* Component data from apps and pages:
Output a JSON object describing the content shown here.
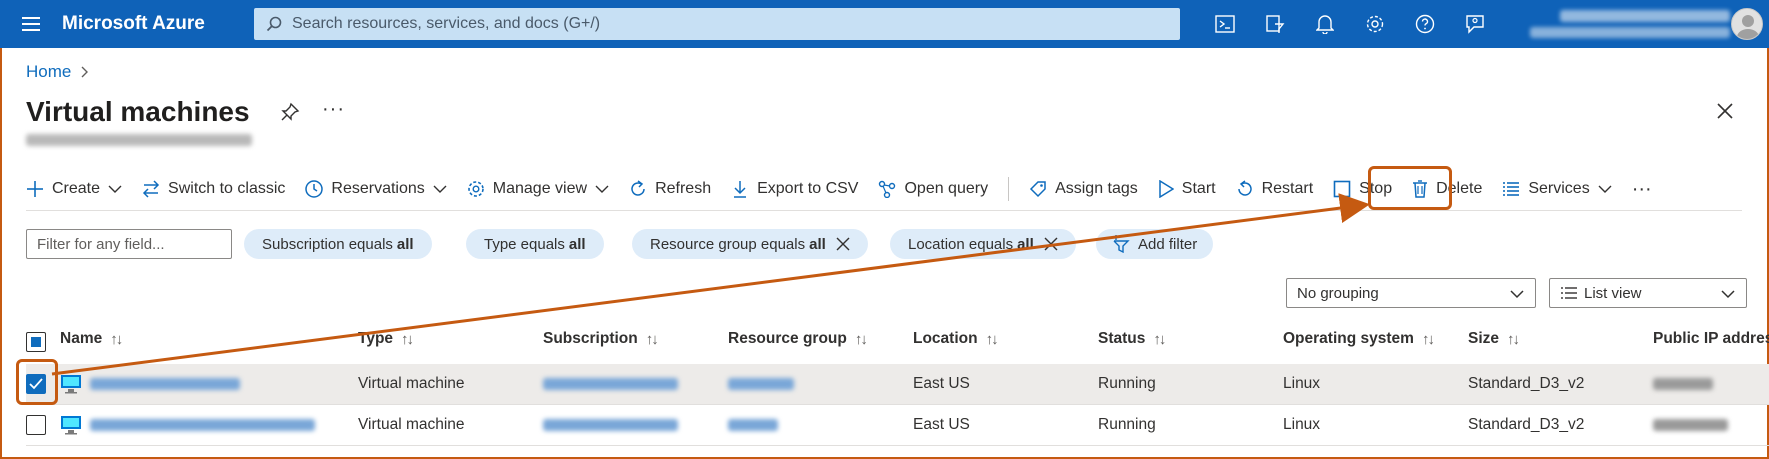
{
  "topbar": {
    "brand": "Microsoft Azure",
    "search_placeholder": "Search resources, services, and docs (G+/)"
  },
  "breadcrumb": {
    "home": "Home",
    "separator": ">"
  },
  "page": {
    "title": "Virtual machines",
    "more": "···"
  },
  "toolbar": {
    "create": "Create",
    "switch_to_classic": "Switch to classic",
    "reservations": "Reservations",
    "manage_view": "Manage view",
    "refresh": "Refresh",
    "export_csv": "Export to CSV",
    "open_query": "Open query",
    "assign_tags": "Assign tags",
    "start": "Start",
    "restart": "Restart",
    "stop": "Stop",
    "delete": "Delete",
    "services": "Services",
    "more": "···"
  },
  "filters": {
    "placeholder": "Filter for any field...",
    "pills": [
      {
        "label": "Subscription equals",
        "value": "all"
      },
      {
        "label": "Type equals",
        "value": "all"
      },
      {
        "label": "Resource group equals",
        "value": "all"
      },
      {
        "label": "Location equals",
        "value": "all"
      }
    ],
    "add_filter": "Add filter"
  },
  "view": {
    "grouping": "No grouping",
    "list_view": "List view"
  },
  "table": {
    "columns": [
      "Name",
      "Type",
      "Subscription",
      "Resource group",
      "Location",
      "Status",
      "Operating system",
      "Size",
      "Public IP address"
    ],
    "rows": [
      {
        "type": "Virtual machine",
        "location": "East US",
        "status": "Running",
        "os": "Linux",
        "size": "Standard_D3_v2",
        "selected": true
      },
      {
        "type": "Virtual machine",
        "location": "East US",
        "status": "Running",
        "os": "Linux",
        "size": "Standard_D3_v2",
        "selected": false
      }
    ]
  },
  "colors": {
    "topbar": "#0f62b8",
    "accent": "#0f6cbd",
    "highlight": "#c55a11",
    "pill": "#deecf9"
  }
}
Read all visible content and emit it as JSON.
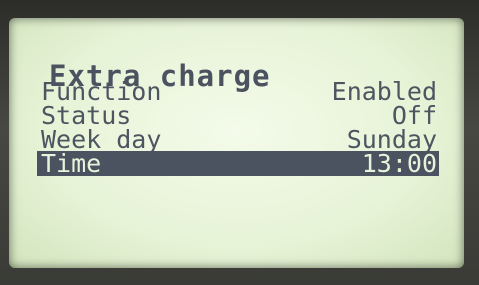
{
  "screen": {
    "title": "Extra charge"
  },
  "rows": [
    {
      "label": "Function",
      "value": "Enabled"
    },
    {
      "label": "Status",
      "value": "Off"
    },
    {
      "label": "Week day",
      "value": "Sunday"
    },
    {
      "label": "Time",
      "value": "13:00",
      "selected": true
    }
  ],
  "colors": {
    "lcd_background": "#e6f3d6",
    "pixel_text": "#4a535f",
    "bezel": "#3a3b36"
  }
}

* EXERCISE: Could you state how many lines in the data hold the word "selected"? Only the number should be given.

* RESPONSE BELOW: 3